3. Spend at least 20-30 minutes outside each day
Feeling the sun and spending time outside or in nature changes our whole perspective on life. Spending time in nature increases your “feel good” hormones which, in turn, increases your positive outlook on life. For me, being outside daily is critical not only for my physical health, but also my mental well-being.
4. Daily Physical Activity
As with spending time outside every day, daily physical activity also increases our feel good hormones. Exercise also allows our bodies to feel better and when we feel better we tend to have a more positive outlook on life. I find some way to get physical activity daily. If my work schedule is loaded, I always find a way to do something, whether it’s working at my treadmill desk, taking the stairs, walking in between commitments, etc.
5. Get at least seven hours of blissful sleep
Have you ever noticed how bleak the world looks when you are sleep deprived? A good night of sleep lifts our spirits and makes the whole world look a lot brighter. Strive to get at least seven hours of restorative sleep each night. My secret to improved sleep is to commit to an early, consistent bedtime.

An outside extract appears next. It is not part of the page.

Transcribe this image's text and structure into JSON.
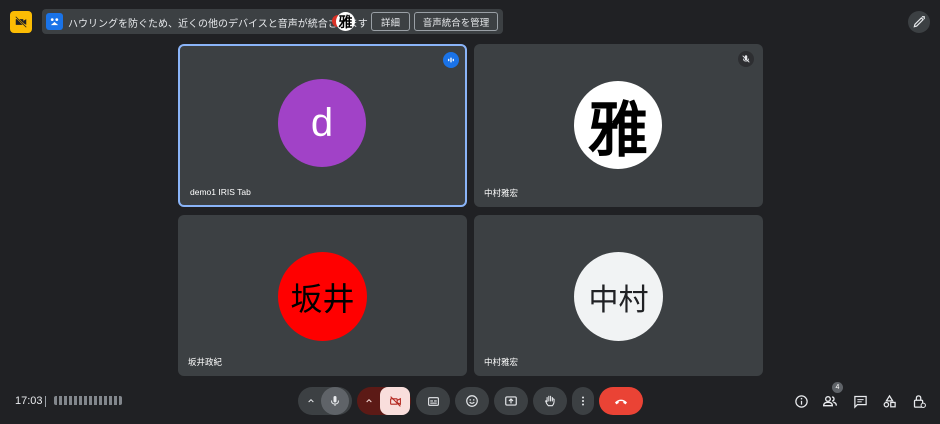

6. Meditate, pray, or do yoga daily
Daily meditation, prayer, or yoga brings about a mindfulness that quiets our fears and anxieties. When we can let go of our fears and anxieties our sense of optimism increases. Stress and anxiety are often the enemies of optimism. My best stress relievers include physical activity and nature.
What works for you? How are you developing a more optimistic outlook on life?
Disclaimer Policy: This website is intended to give general information and does not provide medical advice. This website does not create a doctor-patient relationship between you and Dr. John Day. If you have a medical problem, immediately contact your healthcare provider. Information on this website is not intended to diagnose or treat any condition. Dr. John Day is not responsible for any losses, damages or claims that may result from your medical decisions.